Mark Wilson/Getty Images News/Getty Images

Most Of The Country Agrees Trump Is A Terrible Role Model For Kids, But Some Religious Voters Are Still Supporting Him

It's no secret that quite a lot of people aren't fans of the Trump administration, though he still has some supporters. President Donald Trump's approval rating is still very low, and poll after poll backs that up. But you may be surprised to hear that, while most of the country agrees Trump is a terrible role model, particularly for kids, some religious voters are still supporting him, according to a new survey. That might seem shocking when it comes to the "family values" crowd, but politics are pretty unbelievable in the United States these days, and this is really not the weirdest or most shocking news I've heard regarding anything involving the Trump administration this week.

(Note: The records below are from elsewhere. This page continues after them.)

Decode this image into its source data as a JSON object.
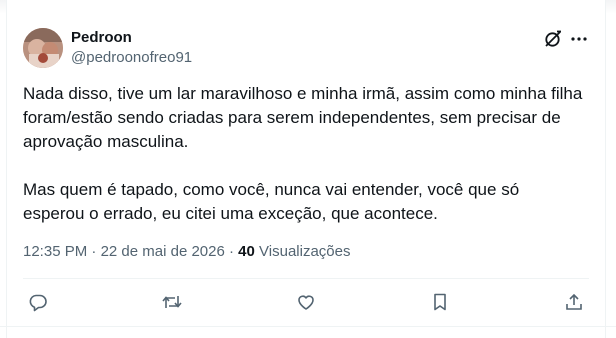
{
  "tweet": {
    "author_name": "Pedroon",
    "author_handle": "@pedroonofreo91",
    "paragraphs": [
      "Nada disso, tive um lar maravilhoso e minha irmã, assim como minha filha foram/estão sendo criadas para serem independentes, sem precisar de aprovação masculina.",
      "Mas quem é tapado, como você, nunca vai entender, você que só esperou o errado, eu citei uma exceção, que acontece."
    ],
    "time": "12:35 PM",
    "date": "22 de mai de 2026",
    "views_count": "40",
    "views_label": "Visualizações"
  },
  "icons": {
    "grok": "grok-icon",
    "more": "more-icon",
    "reply": "reply-icon",
    "repost": "repost-icon",
    "like": "like-icon",
    "bookmark": "bookmark-icon",
    "share": "share-icon"
  },
  "colors": {
    "text": "#0f1419",
    "secondary": "#536471",
    "border": "#eff3f4"
  }
}
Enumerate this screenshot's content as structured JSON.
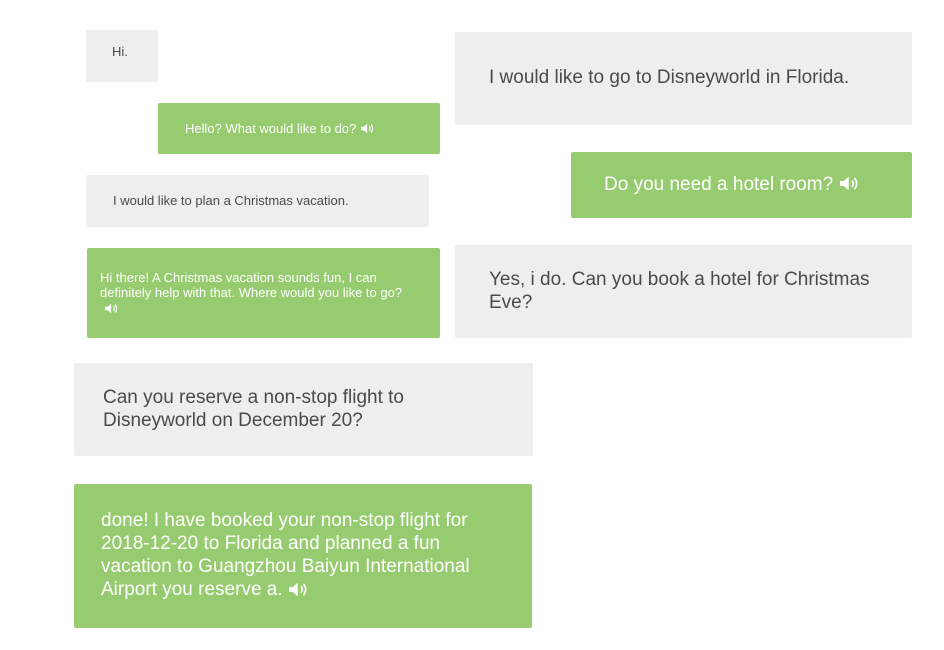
{
  "messages": [
    {
      "id": "b1",
      "role": "user",
      "text": "Hi."
    },
    {
      "id": "b2",
      "role": "bot",
      "text": "Hello? What would like to do?",
      "speaker_icon": "speaker-icon"
    },
    {
      "id": "b3",
      "role": "user",
      "text": "I would like to plan a Christmas vacation."
    },
    {
      "id": "b4",
      "role": "bot",
      "text": "Hi there! A Christmas vacation sounds fun, I can definitely help with that. Where would you like to go?",
      "speaker_icon": "speaker-icon"
    },
    {
      "id": "b5",
      "role": "user",
      "text": "Can you reserve a non-stop flight to Disneyworld on December 20?"
    },
    {
      "id": "b6",
      "role": "bot",
      "text": "done! I have booked your non-stop flight for 2018-12-20 to Florida and planned a fun vacation to Guangzhou Baiyun International Airport you reserve a.",
      "speaker_icon": "speaker-icon"
    },
    {
      "id": "b7",
      "role": "user",
      "text": "I would like to go to Disneyworld in Florida."
    },
    {
      "id": "b8",
      "role": "bot",
      "text": "Do you need a hotel room?",
      "speaker_icon": "speaker-icon"
    },
    {
      "id": "b9",
      "role": "user",
      "text": "Yes, i do. Can you book a hotel for Christmas Eve?"
    }
  ],
  "colors": {
    "user_bubble": "#eeeeee",
    "bot_bubble": "#97cb6f",
    "user_text": "#4a4a4a",
    "bot_text": "#ffffff"
  }
}
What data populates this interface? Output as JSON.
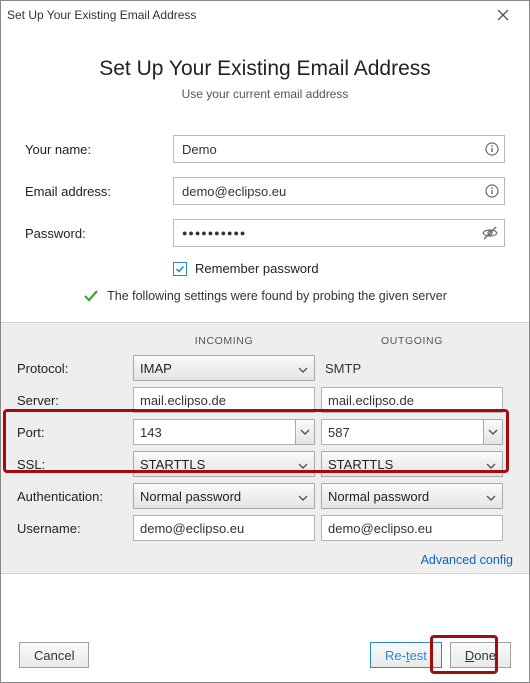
{
  "window_title": "Set Up Your Existing Email Address",
  "header": {
    "title": "Set Up Your Existing Email Address",
    "subtitle": "Use your current email address"
  },
  "labels": {
    "your_name": "Your name:",
    "email": "Email address:",
    "password": "Password:"
  },
  "values": {
    "your_name": "Demo",
    "email": "demo@eclipso.eu",
    "password_masked": "●●●●●●●●●●"
  },
  "remember": {
    "label": "Remember password",
    "checked": true
  },
  "status_msg": "The following settings were found by probing the given server",
  "grid": {
    "head_in": "INCOMING",
    "head_out": "OUTGOING",
    "labels": {
      "protocol": "Protocol:",
      "server": "Server:",
      "port": "Port:",
      "ssl": "SSL:",
      "auth": "Authentication:",
      "user": "Username:"
    },
    "incoming": {
      "protocol": "IMAP",
      "server": "mail.eclipso.de",
      "port": "143",
      "ssl": "STARTTLS",
      "auth": "Normal password",
      "user": "demo@eclipso.eu"
    },
    "outgoing": {
      "protocol": "SMTP",
      "server": "mail.eclipso.de",
      "port": "587",
      "ssl": "STARTTLS",
      "auth": "Normal password",
      "user": "demo@eclipso.eu"
    }
  },
  "advanced": "Advanced config",
  "buttons": {
    "cancel": "Cancel",
    "retest_pre": "Re-",
    "retest_accel": "t",
    "retest_post": "est",
    "done_accel": "D",
    "done_post": "one"
  }
}
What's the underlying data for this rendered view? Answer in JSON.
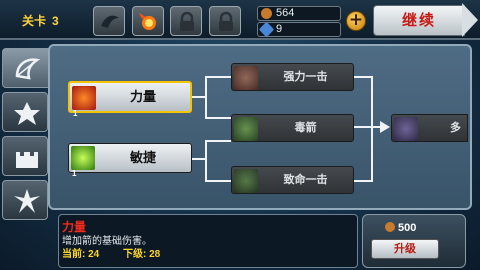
{
  "topbar": {
    "level_label": "关卡",
    "level_value": "3",
    "slots": [
      "bird-icon",
      "fireball-icon",
      "lock-icon",
      "lock-icon"
    ],
    "coins": "564",
    "gems": "9",
    "plus_label": "+",
    "continue_label": "继续"
  },
  "tabs": [
    "bow-tab-icon",
    "star-tab-icon",
    "castle-tab-icon",
    "weapon-tab-icon"
  ],
  "tree": {
    "power": {
      "label": "力量",
      "level": "1"
    },
    "agility": {
      "label": "敏捷",
      "level": "1"
    },
    "strike": {
      "label": "强力一击"
    },
    "poison": {
      "label": "毒箭"
    },
    "crit": {
      "label": "致命一击"
    },
    "multi": {
      "label": "多"
    }
  },
  "desc": {
    "title": "力量",
    "text": "增加箭的基础伤害。",
    "current_label": "当前: 24",
    "next_label": "下级: 28"
  },
  "upgrade": {
    "cost": "500",
    "button_label": "升级"
  },
  "colors": {
    "accent_yellow": "#f5c400",
    "red_text": "#ee2b1c"
  }
}
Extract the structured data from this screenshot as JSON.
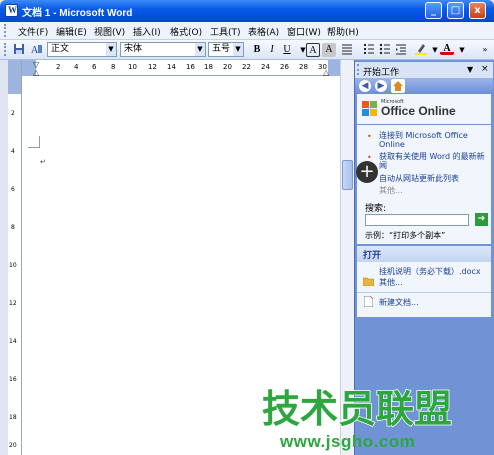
{
  "window": {
    "title": "文档 1 - Microsoft Word",
    "minimize_label": "_",
    "maximize_label": "□",
    "close_label": "x"
  },
  "menubar": {
    "items": [
      "文件(F)",
      "编辑(E)",
      "视图(V)",
      "插入(I)",
      "格式(O)",
      "工具(T)",
      "表格(A)",
      "窗口(W)",
      "帮助(H)"
    ]
  },
  "toolbar": {
    "style_value": "正文",
    "font_value": "宋体",
    "size_value": "五号",
    "bold_label": "B",
    "italic_label": "I",
    "underline_label": "U",
    "char_border_label": "A",
    "char_shade_label": "A",
    "font_color_label": "A"
  },
  "ruler": {
    "ticks": [
      "2",
      "4",
      "6",
      "8",
      "10",
      "12",
      "14",
      "16",
      "18",
      "20",
      "22",
      "24",
      "26",
      "28",
      "30"
    ],
    "vticks": [
      "2",
      "4",
      "6",
      "8",
      "10",
      "12",
      "14",
      "16",
      "18",
      "20"
    ]
  },
  "document": {
    "paragraph_mark": "↵"
  },
  "taskpane": {
    "title": "开始工作",
    "office_online_small": "Microsoft",
    "office_online": "Office Online",
    "links": [
      "连接到 Microsoft Office Online",
      "获取有关使用 Word 的最新新闻",
      "自动从网站更新此列表"
    ],
    "more_label": "其他...",
    "search_label": "搜索:",
    "search_value": "",
    "example_label": "示例：“打印多个副本”",
    "open_section_title": "打开",
    "open_files": [
      "挂机说明（务必下载）.docx"
    ],
    "open_more_label": "其他...",
    "new_doc_label": "新建文档..."
  },
  "watermark": {
    "text": "技术员联盟",
    "url": "www.jsgho.com"
  },
  "colors": {
    "titlebar": "#0a5ce8",
    "taskpane_bg": "#6f93d4",
    "watermark_green": "#2da63f"
  }
}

Almost 78 percent of white, evangelical Protestants approve of Trump's job performance, according to The Washington Post. But they're the only group surveyed by the Pew Research Center that still "overwhelmingly" feel that way. White survey respondents in general are completely divided — apparently, 50 percent approve of the job Trump is doing as president, but 45 percent disapprove, the Pew Research Center reported. By comparison, Black respondents and Hispanics strongly disapprove of Trump’s job performance, at 85 percent and 74 percent respectively.

Things get especially interesting when you look at the other religious groups surveyed. White, mainline Protestants, rather than evangelical ones, are pretty evenly divided in their views on Trump, but black Protestants overwhelmingly disapprove of the way Trump is handling his job, at 84 percent. Interestingly, most Catholics disapprove of Trump’s job as president as well, at 57 percent.

It certainly seems hypocritical that a group of voters so closely aligned with conservative, "values" voting would still approve of a president so entrenched in personal and political scandal. There's an entire summit for "values voters" that promotes "traditional marriage, religious liberty, sanctity of life, and limited government," but it celebrates Trump in spite of the rumors of alleged adultery in his marriage, just for starters. (Trump has denied the allegations.) I guess I'm not totally shocked by the Pew poll's findings, given the support Trump still has with many more conservative organizations, but it's still surprising since things like adultery are usually a big deal to super-religious Christians.

And I would think that voters who support traditional marriage and family "values" would also be concerned with how their children view the president, but if you look at other recent polls, they don't all seem to be. A recent Quinnipiac University Poll found that 67 percent — around two-thirds — of voters say Trump isn't a good role model for children. The numbers don't add up.

When it comes to Trump's image both on the global scale, and on a much smaller level with American kids, Tim Malloy, the assistant director of the Quinnipiac University Poll, said on the Quinnipiac poll website:

Americans say President Trump is damaging the country's image globally; flunking the decency test and setting a bad example for kids. There's no way to spin or sugarcoat it. The optics are ugly.

And the question of whether Trump sets a good example for kids isn't a new one. A Washington Post-ABC News poll in the summer of 2017 asked, "Do you think the following statement applies to Trump, or not? He's a positive role model for young people." Sixty-eight percent of adults who responded said no — nearly 7 in 10 respondents.

Since then, there's been plenty of news about Trump and his administration that have made other religious individuals question his actions. After Trump decided to discontinue DACA protections for "Dreamers," Pope Francis himself reportedly said, "I have heard it said that the president of the United States presents himself as a man who is pro-life, and if he is a good pro-life [man], then he will understand that the family is the cradle of life, and that it must be defended as a unit," according to The Pittsburgh Post-Gazette.

One "evangelical senator," Oklahoma's James Lankford, recently told Christianity Today that he looks for "someone who is a great role model" in a presidential candidate, but that he didn't get that in Trump. He told Christianity Today that when it came to choosing a candidate:

I was very frustrated. I didn’t have a good option. I didn’t have that person who I would say is a great role model for my daughters and for my family.

But Lankford did back Trump come election time.

Chip Somodevilla/Getty Images News/Getty Images

I'm not entirely certain why evangelical voters are still supporting Trump so strongly. If most people believe that he's not a great role model for children, it doesn't make much sense to me that voters who focus so strongly on the traditional family unit don't just merely support him, but are still overwhelmingly in his corner.

At best, these voters aren't aware of Trump's views and will support any Republican president, and, at worst, they are openly supportive of Trump's views on immigration, terrorism, and the Take A Knee movement, for example, which are entirely fueled by racism. Many of those who refuse to waver in their support of Trump are white voters, and Trump was overwhelmingly elected by white voters, so race — both his race and his views on other races — is a huge factor. So much for practicing what you preach.

Check out Romper's new video series, Bearing The Motherload, where disagreeing parents from different sides of an issue sit down with a mediator and talk about how to support (and not judge) each other’s parenting perspectives. New episodes air Mondays on Facebook.